A different lens for Winslow Homer
BRUNSWICK, Maine — Winslow Homer, a great American painter, was not a great American photographer. “Winslow Homer and the Camera: Photography and the Art of Painting” doesn’t make that claim. Instead, it does something more interesting. The show runs through Oct. 28 at the Bowdoin College Museum of Art.
Homer (1836-1910) owned several cameras, two of which are in the show. He made occasional use of them for his painting, relying on them as he might rely on drawing and watercolor: as a form of preparatory sketch or aid to memory. Photography also had commercial appeal. As early as the 1880s, Homer was having photographs taken of his paintings. On occasion, he’d have the reproductions mounted and he’d sign them, further enhancing their value.
Homer also used the camera as most everyone does: to create visual souvenirs of travel and daily life. It’s just that he had rather a better eye. The show includes six circular blowups of Kodak snapshots he took on travels to Florida and Quebec.
Photography, per se, is largely incidental to the show. Thematically, its concerns are how different media dictate different imperatives, the way those imperatives can alter the visual treatment of similar subject matter, and the differing effects that reproducibility can have — not just with photographs but also prints and illustration.
If that sounds a bit dry, even rarefied, the average museumgoer will find ample compensation in the fact that these themes provide a framework for what is, in effect, a career retrospective of one of the most justly cherished American artists.
“Winslow Homer and the Camera,” which was curated by museum co-director Frank H. Goodyear III and Bowdoin art history professor Dana E. Byrd, includes more than 130 items. The show’s ambitiousness is indicated by those items coming from 26 institutions, with the lion’s share drawn from Bowdoin’s very extensive holdings.

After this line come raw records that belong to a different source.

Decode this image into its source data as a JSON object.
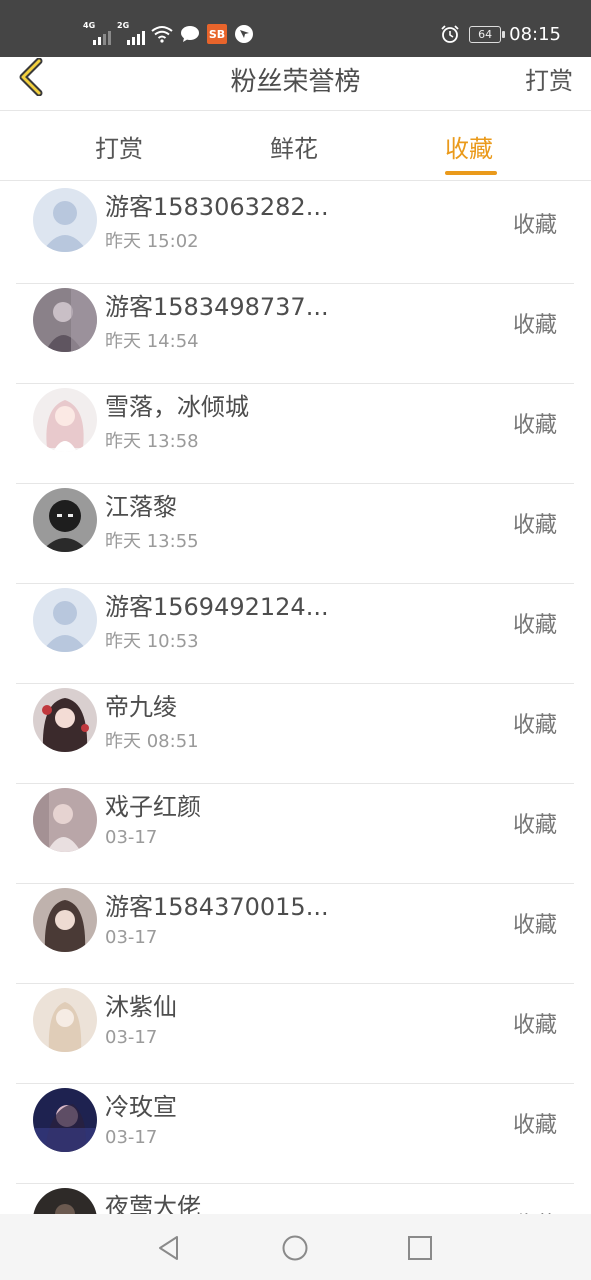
{
  "status_bar": {
    "signal1": "4G",
    "signal2": "2G",
    "app_badge": "SB",
    "battery": "64",
    "time": "08:15"
  },
  "header": {
    "title": "粉丝荣誉榜",
    "action": "打赏"
  },
  "tabs": [
    {
      "label": "打赏",
      "active": false
    },
    {
      "label": "鲜花",
      "active": false
    },
    {
      "label": "收藏",
      "active": true
    }
  ],
  "fans": [
    {
      "name": "游客1583063282...",
      "time": "昨天 15:02",
      "action": "收藏",
      "avatar": "default-avatar"
    },
    {
      "name": "游客1583498737...",
      "time": "昨天 14:54",
      "action": "收藏",
      "avatar": "photo-avatar"
    },
    {
      "name": "雪落，冰倾城",
      "time": "昨天 13:58",
      "action": "收藏",
      "avatar": "anime-avatar"
    },
    {
      "name": "江落黎",
      "time": "昨天 13:55",
      "action": "收藏",
      "avatar": "dark-portrait-avatar"
    },
    {
      "name": "游客1569492124...",
      "time": "昨天 10:53",
      "action": "收藏",
      "avatar": "default-avatar"
    },
    {
      "name": "帝九绫",
      "time": "昨天 08:51",
      "action": "收藏",
      "avatar": "anime-avatar"
    },
    {
      "name": "戏子红颜",
      "time": "03-17",
      "action": "收藏",
      "avatar": "photo-avatar"
    },
    {
      "name": "游客1584370015...",
      "time": "03-17",
      "action": "收藏",
      "avatar": "anime-avatar"
    },
    {
      "name": "沐紫仙",
      "time": "03-17",
      "action": "收藏",
      "avatar": "photo-avatar"
    },
    {
      "name": "冷玫宣",
      "time": "03-17",
      "action": "收藏",
      "avatar": "photo-avatar"
    },
    {
      "name": "夜莺大佬",
      "time": "",
      "action": "收藏",
      "avatar": "dark-portrait-avatar"
    }
  ],
  "colors": {
    "accent": "#ea9a1b",
    "status_bar": "#454545",
    "divider": "#e6e6e6"
  }
}
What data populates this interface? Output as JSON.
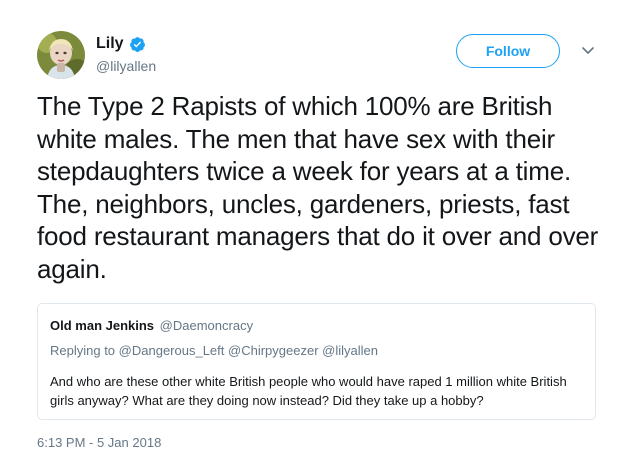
{
  "author": {
    "display_name": "Lily",
    "handle": "@lilyallen",
    "verified_icon": "verified-badge-icon",
    "avatar_icon": "avatar"
  },
  "actions": {
    "follow_label": "Follow",
    "more_icon": "chevron-down-icon"
  },
  "tweet": {
    "text": "The Type 2 Rapists of which 100% are British white males. The men that have sex with their stepdaughters twice a week for years at a time. The, neighbors, uncles, gardeners, priests, fast food restaurant managers that do it over and over again.",
    "timestamp": "6:13 PM - 5 Jan 2018"
  },
  "quoted_tweet": {
    "display_name": "Old man Jenkins",
    "handle": "@Daemoncracy",
    "replying_prefix": "Replying to",
    "replying_to": [
      "@Dangerous_Left",
      "@Chirpygeezer",
      "@lilyallen"
    ],
    "text": "And who are these other white British people who would have raped 1 million white British girls anyway? What are they doing now instead? Did they take up a hobby?"
  },
  "colors": {
    "accent": "#1da1f2",
    "text_primary": "#14171a",
    "text_secondary": "#657786",
    "border": "#e1e8ed"
  }
}
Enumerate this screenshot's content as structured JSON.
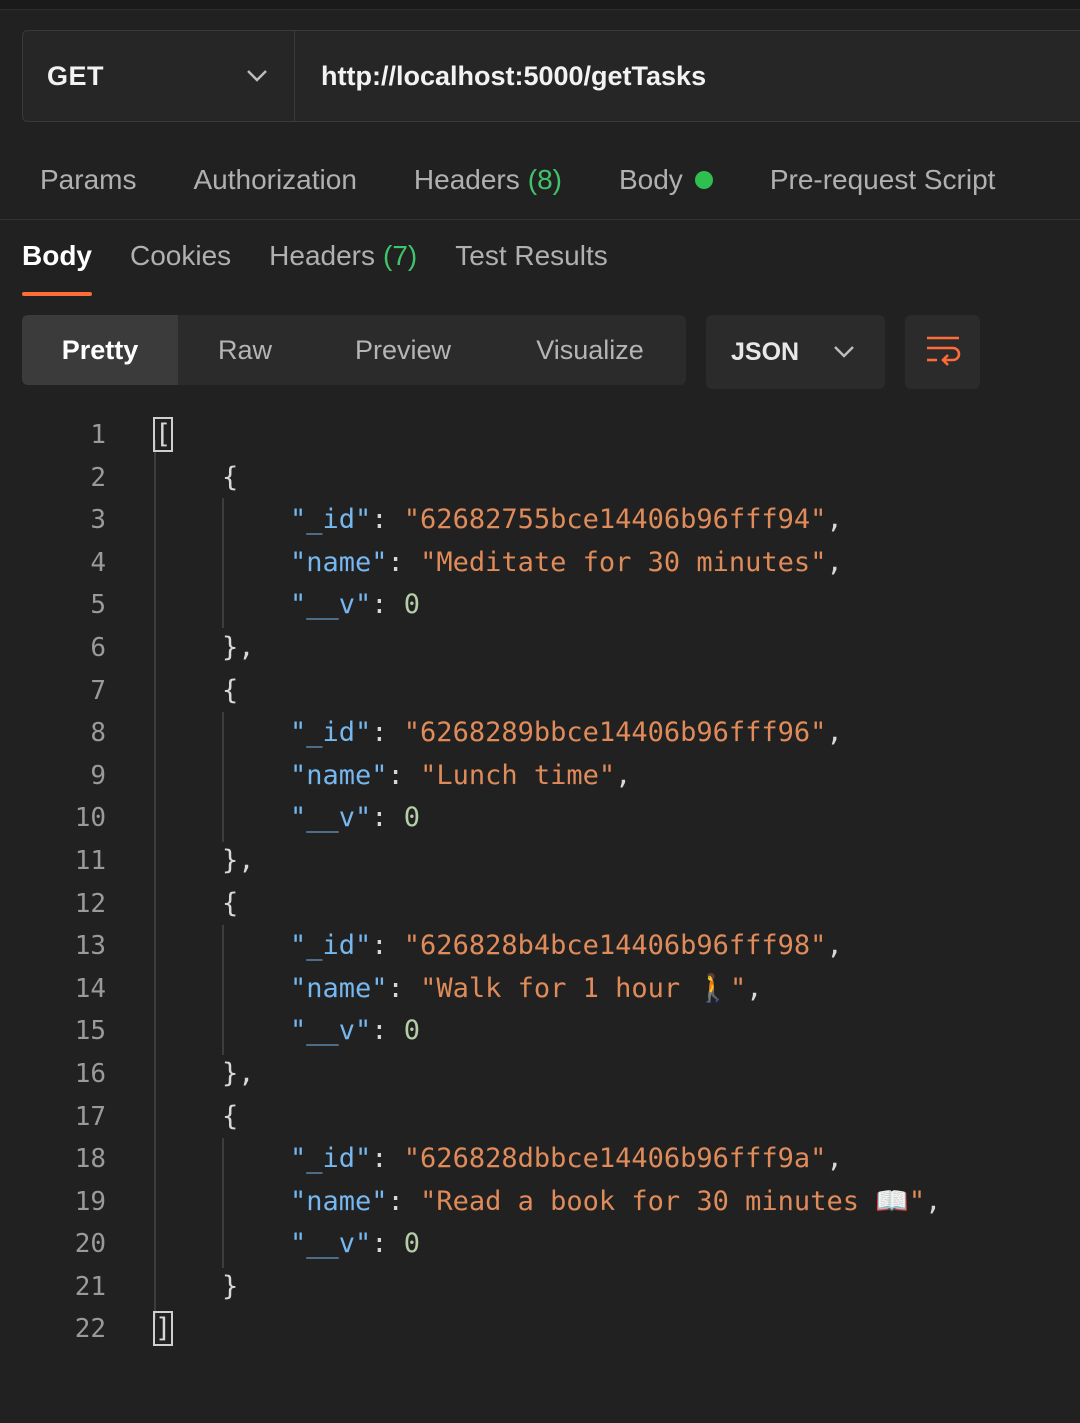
{
  "request": {
    "method": "GET",
    "url": "http://localhost:5000/getTasks"
  },
  "request_tabs": [
    {
      "label": "Params",
      "count": ""
    },
    {
      "label": "Authorization",
      "count": ""
    },
    {
      "label": "Headers",
      "count": "(8)"
    },
    {
      "label": "Body",
      "count": ""
    },
    {
      "label": "Pre-request Script",
      "count": ""
    }
  ],
  "response_tabs": [
    {
      "label": "Body",
      "count": ""
    },
    {
      "label": "Cookies",
      "count": ""
    },
    {
      "label": "Headers",
      "count": "(7)"
    },
    {
      "label": "Test Results",
      "count": ""
    }
  ],
  "view_modes": [
    "Pretty",
    "Raw",
    "Preview",
    "Visualize"
  ],
  "format": "JSON",
  "colors": {
    "accent": "#ff6c37",
    "count_green": "#3fc46a",
    "status_dot": "#2fbf4f",
    "json_key": "#77b7f0",
    "json_string": "#e08b5a",
    "json_number": "#b5cea8"
  },
  "icons": {
    "method_dropdown": "chevron-down-icon",
    "format_dropdown": "chevron-down-icon",
    "wrap": "wrap-lines-icon",
    "body_status": "green-dot-icon"
  },
  "response_body": {
    "line_numbers": [
      "1",
      "2",
      "3",
      "4",
      "5",
      "6",
      "7",
      "8",
      "9",
      "10",
      "11",
      "12",
      "13",
      "14",
      "15",
      "16",
      "17",
      "18",
      "19",
      "20",
      "21",
      "22"
    ],
    "open_bracket": "[",
    "close_bracket": "]",
    "items": [
      {
        "_id": "\"62682755bce14406b96fff94\"",
        "name": "\"Meditate for 30 minutes\"",
        "__v": "0"
      },
      {
        "_id": "\"6268289bbce14406b96fff96\"",
        "name": "\"Lunch time\"",
        "__v": "0"
      },
      {
        "_id": "\"626828b4bce14406b96fff98\"",
        "name": "\"Walk for 1 hour 🚶\"",
        "__v": "0"
      },
      {
        "_id": "\"626828dbbce14406b96fff9a\"",
        "name": "\"Read a book for 30 minutes 📖\"",
        "__v": "0"
      }
    ],
    "keys": {
      "id": "\"_id\"",
      "name": "\"name\"",
      "v": "\"__v\""
    }
  }
}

In addition to photographs by and of Homer, there are paintings, watercolors, prints, and drawings. The cameras are among a number of personal possessions on display: a walking stick, a watercolor box, Homer’s Civil War press pass, a fishing net, a knapsack, a family photo album. There’s nothing dry or rarefied about those — or the five (excellent) watercolors by his mother. Homer’s work has an inherent modesty and plainspokenness. Those qualities are part of its appeal. Yet they can also make his art seem reticent, even distant. These objects, along with the several photographs of Homer, go a long way toward collapsing that distance.
Photography played a role in Homer’s career from early on. The show includes a number of examples of his illustrations for Harper’s Weekly hung next to the photographs he turned to for inspiration. A wood engraving of Abraham Lincoln from 1860 clearly derives from Mathew Brady’s famous Cooper Union photograph, the one that Lincoln said “made me president.” Homer reverses Brady’s image and puts a notably grander background behind the candidate. That’s something he could afford to do, because he needn’t worry about distracting from his subject’s face, being able to control lighting and proportion as Brady could not.
Sometimes photography could have a limiting effect. The show includes an oil on panel from 1864, “Albert Post.” It’s the first instance of Homer painting directly from a photograph. Maybe it’s the novelty of the experience that leaves the painting so lacking in life. The contrast in energy with “Jumping Trout,” a watercolor from 1889, is far greater than the passage of a quarter century might dictate. The 1880s saw the photographic motion studies of Eadweard Muybridge, Étienne-Jules Marey, and Thomas Eakins. The show includes one of Muybridge’s serial images. You can see why a wall label suggests a kinship.
There are some very well-known works here, such as the Civil War-era “Sharpshooter” and “Eight Bells (1886). We see both in two iterations. “Sharpshooter” as painting differs subtly from “Sharpshooter” as wood engraving, and in ways that go beyond the possibilities unique to each medium (the painting is in color, for example). The element of artistic choice is made clear by the basic similarity and many differences between “Taking an Observation,” from 1884, and “Eight Bells.” Both are paintings — with “Observation” on panel, and “Bells” on canvas — so the differences have to do with intention rather than medium.
There’s an excitement to seeing Homer’s process of alteration, both in individual groups of works and played out over his career. He isn’t thought of as an innovator. Instead, “Winslow Homer and the Camera” presents something innate to the work and in certain respects more interesting even than innovation. Again and again, we see Homer as experimentalist.
WINSLOW HOMER AND THE CAMERA: Photography and the Art of Painting
At Bowdoin College Museum of Art, 245 Maine St., Brunswick, Maine, through Oct. 28. 207-725-3275, www.bowdoin.edu/art-museum